I perennially have thoughts about flowers. In terms of sustainability I am not sure the native ones are always best. Many of the natives are simply weeds with attractive flowers or characteristics we like. I have a deep respect for Black Eyed Susan from a previous experience – as in being nearly overrun by them. I used to live in their native habitat and had bought some “improved” Goldstrum Variety and they bolted back to their native selves and then ran amok on a well drained sunny hill. A recipe for landscape disaster. As beautiful as they were in full bloom, it took a long time to get rid of the Black Eyed Susans. I could not cope with their joyful abundance anymore. So easy on the natives and seek those that do well in your climate without too much water and too much abundance. Easier to take care of and maintain.

In South Florida irrigation is a big deal. We have a rainy season and a dry season. While there are many native plants this is a tropical climate and some of them can go wild. I have found some escaped houseplants in my yard going wild. Mother in Laws tongues is an invasive species. Many plants commonly grown here will not survive without irrigation. I chose not to irrigate my entire yard to save water and to save my sanity. The areas in lawn and vegetables are irrigated; areas with lower water perennials are drip irrigated and I have some unirrigated low maintenance areas that I still want to plant with beautiful perennials. I am just looking at things a bit differently. So, I am paying close attention to who I am inviting to live in my garden.

Beach Sunflower

The Beach Sunflower from Wikipedia

I am about to plant some Beach Sunflower in an unirrigated portion of my garden, I live on a sand hill and these are native to our area – I believe if I planted them in an irrigated area I would be overrun in short order. So, it is time for some more garden experimentation. The Beach Sunflower is going to look great with the existing Blue Agave, Red Martin Bromeliad and Painted Fingernail Bromeliad. Eventually providing shade is a native Gumbo Limbo tree; if that doesn’t get you in the mood for a Margarita nothing will.
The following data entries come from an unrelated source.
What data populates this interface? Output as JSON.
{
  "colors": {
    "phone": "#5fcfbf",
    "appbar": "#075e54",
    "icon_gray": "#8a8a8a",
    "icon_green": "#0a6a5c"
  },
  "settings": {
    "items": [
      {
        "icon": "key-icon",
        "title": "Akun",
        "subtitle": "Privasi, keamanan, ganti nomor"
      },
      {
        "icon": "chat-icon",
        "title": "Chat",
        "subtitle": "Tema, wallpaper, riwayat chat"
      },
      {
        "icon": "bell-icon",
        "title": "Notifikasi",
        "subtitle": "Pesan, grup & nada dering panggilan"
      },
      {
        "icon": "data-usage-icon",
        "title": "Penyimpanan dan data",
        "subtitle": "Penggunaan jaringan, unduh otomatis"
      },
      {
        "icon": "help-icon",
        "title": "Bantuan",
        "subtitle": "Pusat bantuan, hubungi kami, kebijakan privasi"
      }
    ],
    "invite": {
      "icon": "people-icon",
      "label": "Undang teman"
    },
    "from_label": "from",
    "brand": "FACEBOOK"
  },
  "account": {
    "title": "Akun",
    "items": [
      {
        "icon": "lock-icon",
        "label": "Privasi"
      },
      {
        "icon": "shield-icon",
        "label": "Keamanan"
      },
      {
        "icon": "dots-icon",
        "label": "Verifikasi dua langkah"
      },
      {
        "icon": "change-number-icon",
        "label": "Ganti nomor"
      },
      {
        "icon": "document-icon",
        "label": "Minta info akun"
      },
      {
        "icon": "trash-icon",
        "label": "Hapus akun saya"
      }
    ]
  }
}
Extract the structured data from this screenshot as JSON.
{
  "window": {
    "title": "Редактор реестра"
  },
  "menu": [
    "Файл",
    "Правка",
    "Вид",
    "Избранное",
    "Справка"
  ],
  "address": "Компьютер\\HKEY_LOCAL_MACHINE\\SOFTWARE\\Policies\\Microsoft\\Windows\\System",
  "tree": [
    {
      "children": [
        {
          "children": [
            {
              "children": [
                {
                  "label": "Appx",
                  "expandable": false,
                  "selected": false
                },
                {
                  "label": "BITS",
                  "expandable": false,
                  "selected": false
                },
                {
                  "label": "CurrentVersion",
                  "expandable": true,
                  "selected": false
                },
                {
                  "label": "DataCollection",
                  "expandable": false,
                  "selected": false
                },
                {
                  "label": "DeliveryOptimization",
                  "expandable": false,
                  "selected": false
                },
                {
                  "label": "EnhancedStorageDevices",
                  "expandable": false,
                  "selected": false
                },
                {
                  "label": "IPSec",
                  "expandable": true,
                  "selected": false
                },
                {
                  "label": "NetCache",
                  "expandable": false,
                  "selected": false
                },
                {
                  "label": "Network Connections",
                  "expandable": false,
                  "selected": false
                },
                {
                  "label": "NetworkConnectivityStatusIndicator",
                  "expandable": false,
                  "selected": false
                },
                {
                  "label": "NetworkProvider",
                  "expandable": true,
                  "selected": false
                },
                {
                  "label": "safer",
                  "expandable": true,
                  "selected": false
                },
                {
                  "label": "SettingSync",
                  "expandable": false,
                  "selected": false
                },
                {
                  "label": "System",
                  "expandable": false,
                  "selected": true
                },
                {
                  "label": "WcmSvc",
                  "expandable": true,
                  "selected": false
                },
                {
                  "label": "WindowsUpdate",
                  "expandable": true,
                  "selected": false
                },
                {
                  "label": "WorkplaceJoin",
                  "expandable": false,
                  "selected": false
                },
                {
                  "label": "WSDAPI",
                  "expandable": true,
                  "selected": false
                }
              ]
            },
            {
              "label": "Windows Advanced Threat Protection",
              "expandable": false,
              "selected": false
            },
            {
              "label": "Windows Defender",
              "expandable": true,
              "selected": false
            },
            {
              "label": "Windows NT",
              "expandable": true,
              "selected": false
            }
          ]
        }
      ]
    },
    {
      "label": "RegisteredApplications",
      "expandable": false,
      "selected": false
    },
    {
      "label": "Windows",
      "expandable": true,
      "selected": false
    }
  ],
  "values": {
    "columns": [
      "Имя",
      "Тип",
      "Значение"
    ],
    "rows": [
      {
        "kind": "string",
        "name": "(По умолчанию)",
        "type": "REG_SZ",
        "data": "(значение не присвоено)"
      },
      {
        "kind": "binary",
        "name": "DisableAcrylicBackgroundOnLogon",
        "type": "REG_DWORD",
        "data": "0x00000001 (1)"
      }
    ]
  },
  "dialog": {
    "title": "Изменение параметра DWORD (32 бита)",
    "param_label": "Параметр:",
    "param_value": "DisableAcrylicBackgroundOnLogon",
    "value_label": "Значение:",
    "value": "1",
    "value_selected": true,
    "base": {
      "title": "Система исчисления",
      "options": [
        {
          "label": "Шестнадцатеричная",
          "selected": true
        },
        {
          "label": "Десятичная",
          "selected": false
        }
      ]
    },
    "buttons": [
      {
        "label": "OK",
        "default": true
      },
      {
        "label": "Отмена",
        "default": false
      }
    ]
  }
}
All these plants are extremely drought tolerant and will survive without regular irrigation. The Gumbo Limbo and Beach Sunflower are native, the Blue Agave is from Mexico, and the Martin and Painted Fingernail Bromeliads are Neoregelia type Bromeliads that originated in South America.

Painted Fingernail Bromeliad

Painted Fingernail Bromeliad

 

Martin Bromeliad

Martin Bromeliad

Blue Agave

Blue Agave

It seems strange to me that Bromeliads, in my mind a rainforest plant, would thrive in the sun with little supplemental water, but they do. The Painted Fingernail Bromeliad is a passalong plant around here and I have seen large masses of it planted around mailboxes on the side of the road. A great example of a not native plant working in a sustainable way. The result of my selection of plant material is an evergreen perennial bed that blooms or provides year round color while being very drought tolerant and using very little fertilizer or maintenance.

Sustainability is about more than native plants – it is about selecting the right plants.

 

 

 

Happy Fourth of July

 

Happy Fourth from my garden in South Florida!

These plants are currently blooming in my garden:

Miniata Bromeliad

Miniata Bromeliad

The red is a Miniata Bromeliad-Aechmea miniata, this bromeliad is reported to bloom at any time of the year, in my garden it blooms in summer. A reliable perennial south of Orlando, the backs of the leaves are grey mottled and shiny green on top. Foliage is not too sharp for a bromeliad and they seem to double in quantity every year.

Bridal Bouquet Plumeria

Bridal Bouquet Plumeria

The white is Bridal Bouquet Plumeria-Plumeria pudica. An evergreen Plumeria that is not fragrant but flowers on and off through the rainy season. The name is apt, it would make a nice bridal bouquet.

Blue Plumbago

Blue Plumbago

The blue is Plumbago – Plumbago auriculata. I think of this as the Mophead Hydrangea of the tropics. Reliable blue flowers primarily in the rainy season this is sort of a creeping shrub. And sort of indestructible, a good thing.

I hadn’t considered a patriotic planting for the Fourth, but I got one.